Years ago Wayne McKay was introduced to the acclaimed Timpanogos Storytelling Festival and was entranced as he listened to the tellers and observed people of all ages laughing and connecting with the stories. He returned year after year taking note of the storytellers, the audience and the community.
“So I came away and I thought, 'Boy, that would really be cool if we had something like that up in Cache Valley',” said McKay.
It was bumpy road bringing his dream north, but after six months of strong effort, the festival was ready for its debut.
On the day of the festival, the park grounds bustled with people, food, music and stories, bringing the community together for a day of oratorical celebration. The skills of diverse storytellers from traditional tellers to musicians and magicians were highlighted throughout the day. They had one thing in common—a passion for the art. The tellers say stories help people make connections, and gives individuals strength and direction.
“We learn to negotiate our world through stories—our parents tell stories, the bible tells stories, stories are all around us—and we’re hardwired to learn through stories," said festival teller Clive Romney. "So being able to tell our story is therapeutic and being able to tell any story is a valuable skill in business, in social relations."
Storytellers Nannette Watts and Lori Hansen say storytelling teaches children important values and life skills.
“In their brains they are shaping story and they will then learn the patterns of story in their own lives, and therefore they will be healthier people,” said Watts.
“A quote that comes to my mind often is by Albert Einstein, and Albert Einstein said, ‘If you want your children to be intelligent read them folktales. If you want them to be extremely intelligent read them more fairytales,’ and I believe that there is so much truth and wisdom in folktales,” said Hansen.
Hansen also says stories have a strong healing component.
"There have been personal events in my life as in everybody’s that are horrible things that happen, but every time I tell specific stories that deal with that, I feel a little bit more whole and a little bit more healed," said Hansen.
Tellers Ted Erekson and Teresa Clark say imagination is strengthened by stories.
“Any time I tell stories, especially the kids, I want them to go home and re-tell them," said Erekson. "That is the beauty to me of storytelling; it becomes their story.

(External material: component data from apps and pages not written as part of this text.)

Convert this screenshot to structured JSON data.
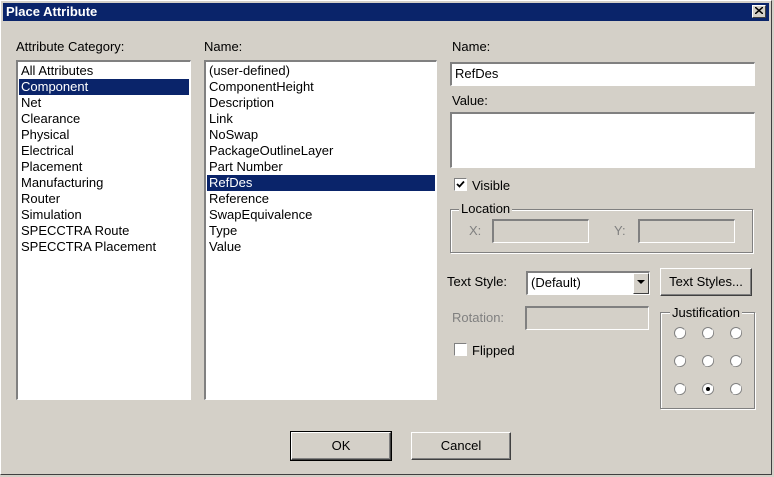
{
  "window": {
    "title": "Place Attribute"
  },
  "category": {
    "label": "Attribute Category:",
    "items": [
      "All Attributes",
      "Component",
      "Net",
      "Clearance",
      "Physical",
      "Electrical",
      "Placement",
      "Manufacturing",
      "Router",
      "Simulation",
      "SPECCTRA Route",
      "SPECCTRA Placement"
    ],
    "selected": "Component"
  },
  "names": {
    "label": "Name:",
    "items": [
      "(user-defined)",
      "ComponentHeight",
      "Description",
      "Link",
      "NoSwap",
      "PackageOutlineLayer",
      "Part Number",
      "RefDes",
      "Reference",
      "SwapEquivalence",
      "Type",
      "Value"
    ],
    "selected": "RefDes"
  },
  "fields": {
    "name_label": "Name:",
    "name_value": "RefDes",
    "value_label": "Value:",
    "value_value": "",
    "visible_label": "Visible",
    "visible_checked": true,
    "location_label": "Location",
    "x_label": "X:",
    "y_label": "Y:",
    "text_style_label": "Text Style:",
    "text_style_value": "(Default)",
    "text_styles_button": "Text Styles...",
    "rotation_label": "Rotation:",
    "flipped_label": "Flipped",
    "flipped_checked": false,
    "justification_label": "Justification",
    "justification_selected": "bottom-center"
  },
  "buttons": {
    "ok": "OK",
    "cancel": "Cancel"
  }
}
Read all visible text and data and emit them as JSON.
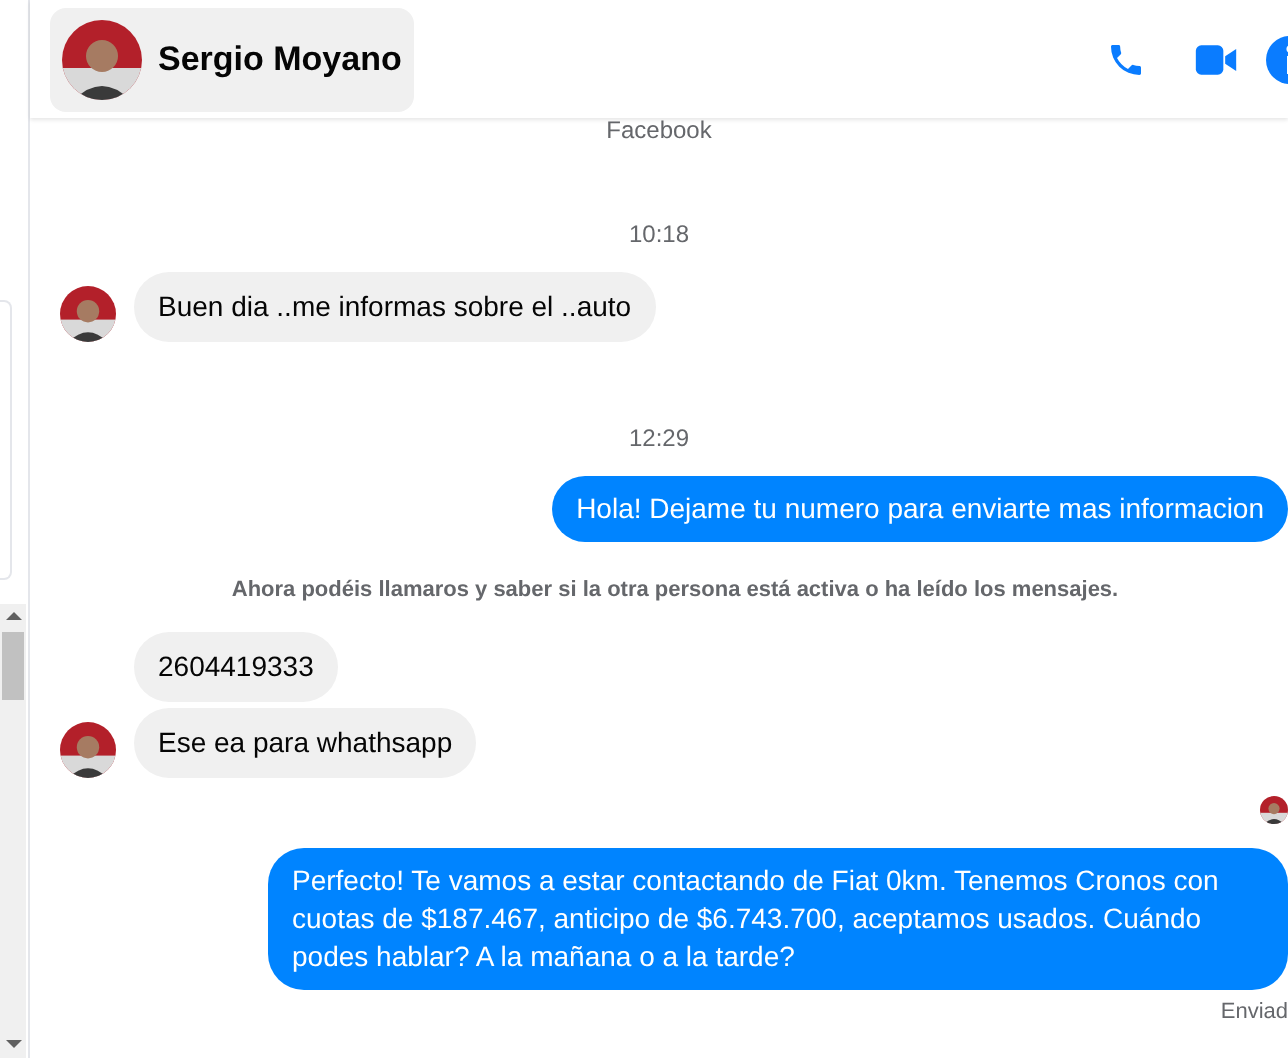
{
  "header": {
    "name": "Sergio Moyano"
  },
  "messages": [
    {
      "kind": "cut",
      "text": "Facebook"
    },
    {
      "kind": "time",
      "text": "10:18"
    },
    {
      "kind": "incoming",
      "text": "Buen dia ..me informas sobre el ..auto",
      "avatar": true
    },
    {
      "kind": "time",
      "text": "12:29"
    },
    {
      "kind": "outgoing",
      "text": "Hola! Dejame tu numero para enviarte mas informacion"
    },
    {
      "kind": "notice",
      "text": "Ahora podéis llamaros y saber si la otra persona está activa o ha leído los mensajes."
    },
    {
      "kind": "incoming",
      "text": "2604419333",
      "avatar": false
    },
    {
      "kind": "incoming",
      "text": "Ese ea para whathsapp",
      "avatar": true
    },
    {
      "kind": "seen"
    },
    {
      "kind": "outgoing",
      "text": "Perfecto! Te vamos a estar contactando de Fiat 0km. Tenemos Cronos con cuotas de $187.467, anticipo de $6.743.700, aceptamos usados. Cuándo podes hablar? A la mañana o a la tarde?"
    },
    {
      "kind": "status",
      "text": "Enviad"
    }
  ]
}
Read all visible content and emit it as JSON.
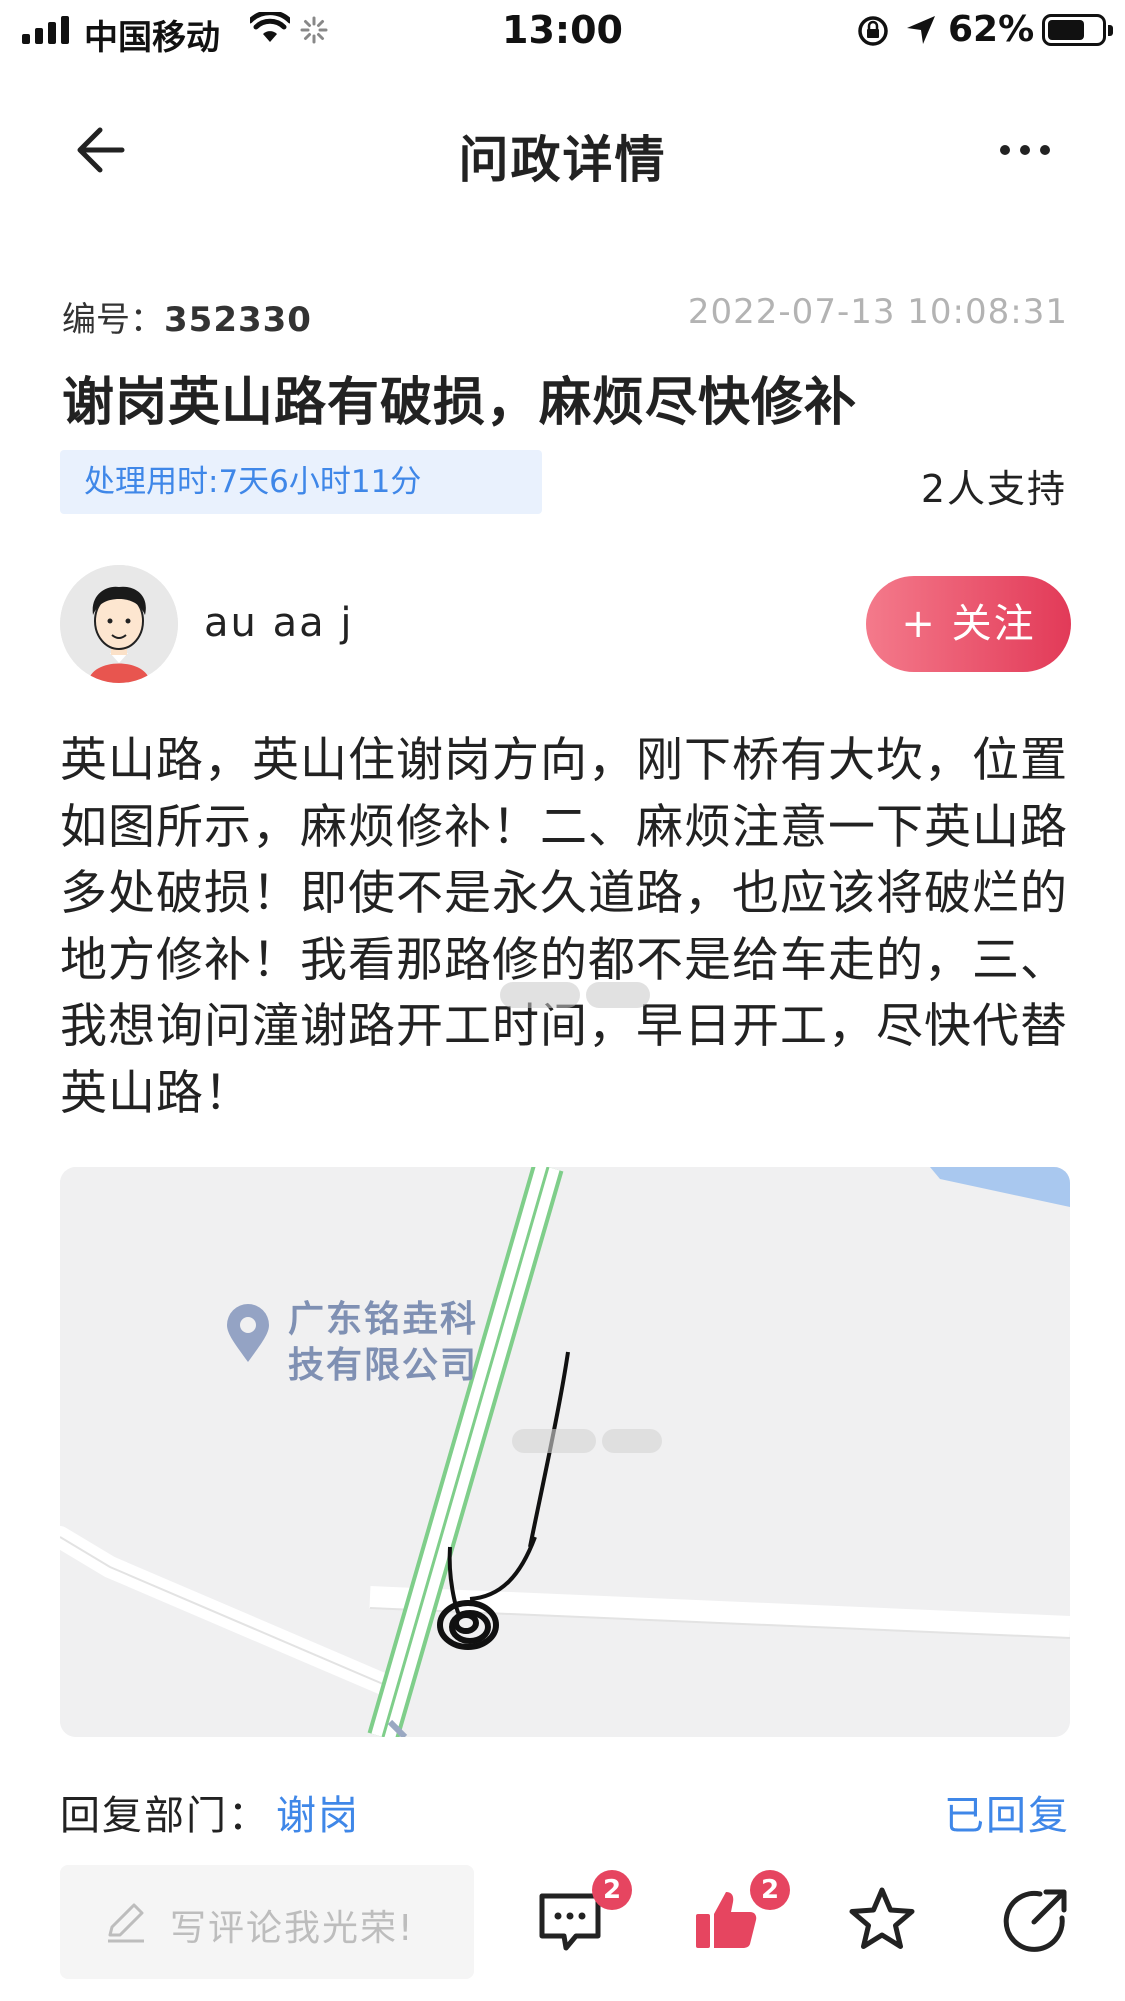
{
  "status_bar": {
    "carrier": "中国移动",
    "time": "13:00",
    "battery": "62%",
    "icons": [
      "signal-icon",
      "wifi-icon",
      "loading-icon",
      "rotation-lock-icon",
      "location-icon",
      "battery-icon"
    ]
  },
  "nav": {
    "title": "问政详情",
    "back_icon": "back-arrow-icon",
    "more_icon": "more-dots-icon"
  },
  "post": {
    "ticket_label": "编号：",
    "ticket_number": "352330",
    "timestamp": "2022-07-13 10:08:31",
    "title": "谢岗英山路有破损，麻烦尽快修补",
    "process_time": "处理用时:7天6小时11分",
    "support": "2人支持",
    "author": "au aa j",
    "follow_label": "+ 关注",
    "content": "英山路，英山住谢岗方向，刚下桥有大坎，位置如图所示，麻烦修补！二、麻烦注意一下英山路多处破损！即使不是永久道路，也应该将破烂的地方修补！我看那路修的都不是给车走的，三、我想询问潼谢路开工时间，早日开工，尽快代替英山路！",
    "map_label": "广东铭垚科技有限公司"
  },
  "reply": {
    "label": "回复部门：",
    "department": "谢岗",
    "status": "已回复"
  },
  "bottom_bar": {
    "comment_placeholder": "写评论我光荣!",
    "comment_count": "2",
    "like_count": "2",
    "icons": [
      "pencil-icon",
      "comment-icon",
      "thumbs-up-icon",
      "star-icon",
      "share-icon"
    ]
  },
  "colors": {
    "accent_blue": "#3f87e8",
    "follow_gradient_start": "#f47a8b",
    "follow_gradient_end": "#e23a58",
    "badge_red": "#e64560",
    "like_red": "#e64560"
  }
}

It increases their imagination because I may tell a story about an ogre and describe certain things, but in their own mind that ogre may have different horns, it may be a different color than what I envisioned, and all of a sudden it becomes theirs because they’re using their mind and filling in the blanks.
“A fourth grader once said to me after I’d told stories, ‘When you were telling stories, I felt like I was watching a movie, what was that?’ And as I spoke to her I learned that every room in her home had a screen and she had never experienced visual imagery in her head. And that’s both heartbreaking and motivating because what I want is for everyone to remember that they have imaginations, and that those pictures are in their heads and that there is a purpose for them. We process in our brains; if we can see it, we remember it," said Clark.
McKay says the future of the festival looks bright Cache Valley community.
“As long as we provide good, wholesome family entertainment and we do it in a reasonable cost, it’s going to continue to grow,” said McKay.
For more information about the festival and storytellers, visit the festival website.